(CBS/AP) Nine-year-old Alannah Shevenell is home from a Boston hospital with six new organs. The 9-year-old Maine girl received a new stomach, liver, spleen, small intestine, pancreas, and part of an esophagus to replace the ones that were being choked by a huge tumor.
It's believed to be the first-ever transplant of an esophagus and the largest number of organs transplanted at one time in New England.
In 2008, Alannah, then 5, began running a fever and losing weight while her belly swelled. Doctors discovered a tumor that year and twice attempted to remove it, as it made it spread from organ to organ. But it was difficult to reach what turned out to be a rare form of sarcoma, said Debi Skolas, Alannah's grandmother, and chemotherapy didn't do the trick.
The growth - known as an inflammatory myofibroblastic tumor - continued to grow in her abdomen, causing pain, making it hard to eat and causing Alannah to swell up with fluid. Surgery was the last resort to save her life, and Alannah spent more than a year on a waiting list for the organs, said Dr. Heung Bae Kim, the lead surgeon on the procedure at Children's Hospital Boston.
The family was told there was a 50 percent chance Alannah wouldn't survive the procedure - but without it, she had no chance whatsoever.
In October, doctors prepared to remove the growth and the organs in one fell swoop and replace them with organs transplanted in one tangled piece from another child of similar size.
The hardest part was taking out her organs and the tumor, Kim said, calling it a difficult operation with lots of blood loss.
"It's probably one of the most extensive tumor removals ever done," the surgeon said.
Dr. Allan Kirk, professor of surgery at Emory University in Atlanta and the editor-in-chief of The American Journal of Transplantation, said no other esophageal transplant has been reported in medical literature.
After the surgery, Alannah spent three more months at the hospital. She battled infections and complications from the surgery before finally being given the OK to leave.

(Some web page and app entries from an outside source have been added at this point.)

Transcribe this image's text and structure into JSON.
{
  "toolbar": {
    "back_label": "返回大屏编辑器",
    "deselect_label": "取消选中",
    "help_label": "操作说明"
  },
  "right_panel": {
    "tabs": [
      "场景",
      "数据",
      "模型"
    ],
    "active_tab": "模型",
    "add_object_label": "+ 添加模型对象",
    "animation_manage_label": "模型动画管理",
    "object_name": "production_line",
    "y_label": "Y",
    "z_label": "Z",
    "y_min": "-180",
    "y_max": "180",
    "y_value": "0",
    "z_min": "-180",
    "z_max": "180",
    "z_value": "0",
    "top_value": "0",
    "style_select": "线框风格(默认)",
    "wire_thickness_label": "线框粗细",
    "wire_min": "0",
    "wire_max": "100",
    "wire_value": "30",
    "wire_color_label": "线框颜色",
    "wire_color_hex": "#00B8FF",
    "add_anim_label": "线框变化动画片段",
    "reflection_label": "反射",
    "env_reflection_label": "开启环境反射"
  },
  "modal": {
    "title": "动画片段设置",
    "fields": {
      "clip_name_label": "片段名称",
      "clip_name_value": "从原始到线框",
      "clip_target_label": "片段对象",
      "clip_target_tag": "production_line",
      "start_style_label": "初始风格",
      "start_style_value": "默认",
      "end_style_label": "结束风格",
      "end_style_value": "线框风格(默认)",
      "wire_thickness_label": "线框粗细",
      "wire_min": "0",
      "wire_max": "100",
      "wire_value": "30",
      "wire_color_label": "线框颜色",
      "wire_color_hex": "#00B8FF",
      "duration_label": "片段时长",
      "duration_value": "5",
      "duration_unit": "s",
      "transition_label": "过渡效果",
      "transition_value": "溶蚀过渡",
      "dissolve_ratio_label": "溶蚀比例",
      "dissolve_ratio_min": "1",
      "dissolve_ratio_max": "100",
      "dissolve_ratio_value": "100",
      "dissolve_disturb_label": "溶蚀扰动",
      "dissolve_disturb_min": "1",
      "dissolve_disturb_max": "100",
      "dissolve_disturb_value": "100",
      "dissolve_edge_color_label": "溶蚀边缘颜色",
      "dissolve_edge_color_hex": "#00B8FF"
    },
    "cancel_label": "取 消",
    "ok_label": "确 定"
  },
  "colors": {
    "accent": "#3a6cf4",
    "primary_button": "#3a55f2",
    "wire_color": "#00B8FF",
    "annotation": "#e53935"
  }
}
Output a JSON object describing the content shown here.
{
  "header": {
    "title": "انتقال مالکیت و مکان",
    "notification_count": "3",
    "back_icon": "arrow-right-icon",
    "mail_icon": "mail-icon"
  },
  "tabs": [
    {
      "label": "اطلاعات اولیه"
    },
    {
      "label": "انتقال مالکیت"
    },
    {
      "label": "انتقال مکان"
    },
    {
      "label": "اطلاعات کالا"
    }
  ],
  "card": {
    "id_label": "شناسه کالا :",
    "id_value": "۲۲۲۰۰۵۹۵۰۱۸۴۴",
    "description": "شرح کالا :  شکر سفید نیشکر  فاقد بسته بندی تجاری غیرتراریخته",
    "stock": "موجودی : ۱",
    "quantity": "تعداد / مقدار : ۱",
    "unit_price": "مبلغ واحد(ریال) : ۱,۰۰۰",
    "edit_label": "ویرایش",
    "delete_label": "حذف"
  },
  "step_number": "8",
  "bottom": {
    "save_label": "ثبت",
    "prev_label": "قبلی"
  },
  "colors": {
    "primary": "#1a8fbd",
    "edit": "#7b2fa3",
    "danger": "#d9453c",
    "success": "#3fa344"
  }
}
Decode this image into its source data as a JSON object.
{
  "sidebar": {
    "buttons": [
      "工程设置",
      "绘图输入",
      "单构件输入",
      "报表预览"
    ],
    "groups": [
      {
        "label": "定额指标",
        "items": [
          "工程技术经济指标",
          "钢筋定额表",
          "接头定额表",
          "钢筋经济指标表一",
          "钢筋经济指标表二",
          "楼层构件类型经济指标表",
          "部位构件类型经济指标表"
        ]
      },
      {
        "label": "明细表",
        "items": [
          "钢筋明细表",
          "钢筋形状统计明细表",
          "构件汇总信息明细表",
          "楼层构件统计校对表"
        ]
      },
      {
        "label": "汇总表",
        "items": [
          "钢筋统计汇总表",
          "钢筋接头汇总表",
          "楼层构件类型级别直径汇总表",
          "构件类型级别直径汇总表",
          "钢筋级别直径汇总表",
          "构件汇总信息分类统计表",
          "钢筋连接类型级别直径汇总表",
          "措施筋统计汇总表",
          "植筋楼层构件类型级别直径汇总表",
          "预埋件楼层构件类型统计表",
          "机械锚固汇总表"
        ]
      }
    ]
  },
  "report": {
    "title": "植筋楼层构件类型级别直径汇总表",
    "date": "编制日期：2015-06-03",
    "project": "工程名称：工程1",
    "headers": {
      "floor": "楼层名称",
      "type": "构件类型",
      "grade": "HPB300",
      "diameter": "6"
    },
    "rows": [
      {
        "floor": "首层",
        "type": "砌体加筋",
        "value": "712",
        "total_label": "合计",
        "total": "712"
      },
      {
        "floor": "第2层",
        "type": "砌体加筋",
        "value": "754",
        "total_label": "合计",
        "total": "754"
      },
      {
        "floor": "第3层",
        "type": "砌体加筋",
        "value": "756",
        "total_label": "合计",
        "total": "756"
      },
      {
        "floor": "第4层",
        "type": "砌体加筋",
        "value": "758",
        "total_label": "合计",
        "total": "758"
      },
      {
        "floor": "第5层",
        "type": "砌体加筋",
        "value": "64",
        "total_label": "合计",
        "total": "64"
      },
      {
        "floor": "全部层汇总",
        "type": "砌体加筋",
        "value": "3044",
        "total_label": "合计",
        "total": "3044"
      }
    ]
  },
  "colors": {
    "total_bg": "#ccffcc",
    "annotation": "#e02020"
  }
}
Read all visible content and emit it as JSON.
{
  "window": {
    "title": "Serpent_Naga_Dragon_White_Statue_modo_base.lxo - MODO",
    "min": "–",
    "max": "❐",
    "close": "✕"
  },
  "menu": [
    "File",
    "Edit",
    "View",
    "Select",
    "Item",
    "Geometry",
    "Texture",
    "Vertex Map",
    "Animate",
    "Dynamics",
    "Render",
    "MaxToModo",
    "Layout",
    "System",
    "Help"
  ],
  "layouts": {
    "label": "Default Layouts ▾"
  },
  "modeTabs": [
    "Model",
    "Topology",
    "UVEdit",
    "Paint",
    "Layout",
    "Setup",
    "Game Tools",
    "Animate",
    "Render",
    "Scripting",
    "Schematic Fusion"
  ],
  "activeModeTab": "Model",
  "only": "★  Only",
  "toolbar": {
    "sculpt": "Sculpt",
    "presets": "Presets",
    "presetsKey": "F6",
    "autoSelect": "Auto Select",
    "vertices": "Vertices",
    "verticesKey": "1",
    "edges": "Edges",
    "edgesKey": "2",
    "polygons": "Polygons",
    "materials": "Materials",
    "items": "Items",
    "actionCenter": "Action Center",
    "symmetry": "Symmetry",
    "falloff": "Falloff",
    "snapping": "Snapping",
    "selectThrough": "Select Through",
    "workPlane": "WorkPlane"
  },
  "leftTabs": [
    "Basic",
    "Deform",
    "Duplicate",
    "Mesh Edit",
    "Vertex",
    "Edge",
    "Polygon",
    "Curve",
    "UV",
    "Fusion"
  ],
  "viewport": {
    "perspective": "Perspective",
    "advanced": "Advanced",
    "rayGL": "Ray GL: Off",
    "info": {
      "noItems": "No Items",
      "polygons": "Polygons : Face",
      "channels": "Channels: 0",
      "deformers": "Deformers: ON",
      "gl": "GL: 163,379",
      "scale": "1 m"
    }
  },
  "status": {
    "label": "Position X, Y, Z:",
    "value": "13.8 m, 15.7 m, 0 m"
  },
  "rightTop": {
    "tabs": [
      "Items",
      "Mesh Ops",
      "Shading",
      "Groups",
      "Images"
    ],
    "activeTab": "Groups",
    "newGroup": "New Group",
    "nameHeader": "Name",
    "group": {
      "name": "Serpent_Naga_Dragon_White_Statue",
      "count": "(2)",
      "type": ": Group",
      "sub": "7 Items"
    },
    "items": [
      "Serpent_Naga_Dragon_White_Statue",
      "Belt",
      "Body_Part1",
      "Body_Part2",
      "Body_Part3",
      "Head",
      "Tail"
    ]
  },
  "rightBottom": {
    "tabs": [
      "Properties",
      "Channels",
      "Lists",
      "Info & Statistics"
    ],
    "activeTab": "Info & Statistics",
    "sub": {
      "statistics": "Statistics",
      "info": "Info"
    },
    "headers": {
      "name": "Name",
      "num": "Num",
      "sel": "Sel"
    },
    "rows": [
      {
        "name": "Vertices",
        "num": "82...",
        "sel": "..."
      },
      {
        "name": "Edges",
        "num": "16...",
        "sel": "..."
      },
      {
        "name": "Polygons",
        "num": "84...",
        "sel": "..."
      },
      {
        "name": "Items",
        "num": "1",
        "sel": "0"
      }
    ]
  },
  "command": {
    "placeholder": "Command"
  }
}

Healthy, active, and with high hopes, Alannah said Thursday that she's glad to be feeling well again and able to go sledding, make a snowman, work on her scrapbooks and give her grandmother a little good-humored sass.
The best part? "Being home," she said. "Just being home."
Even at home, Alannah has to take nine medications each day, some two, three or four times. Her grandparents have to precisely measure what goes in and comes out of her body, and check her blood sugar.
She has an ostomy pouch - a prosthetic device that collects waste - and a feeding tube attached to her for nutrition as she slowly gets used to eating again.
Her immune system is so weak that she can't go to places with large numbers of people. She can't eat raw vegetables or fruits unless they have thick skins because of concerns over germs, and she'll never be able to swim in a lake because of the bacteria.
WebMD has more on organ transplants.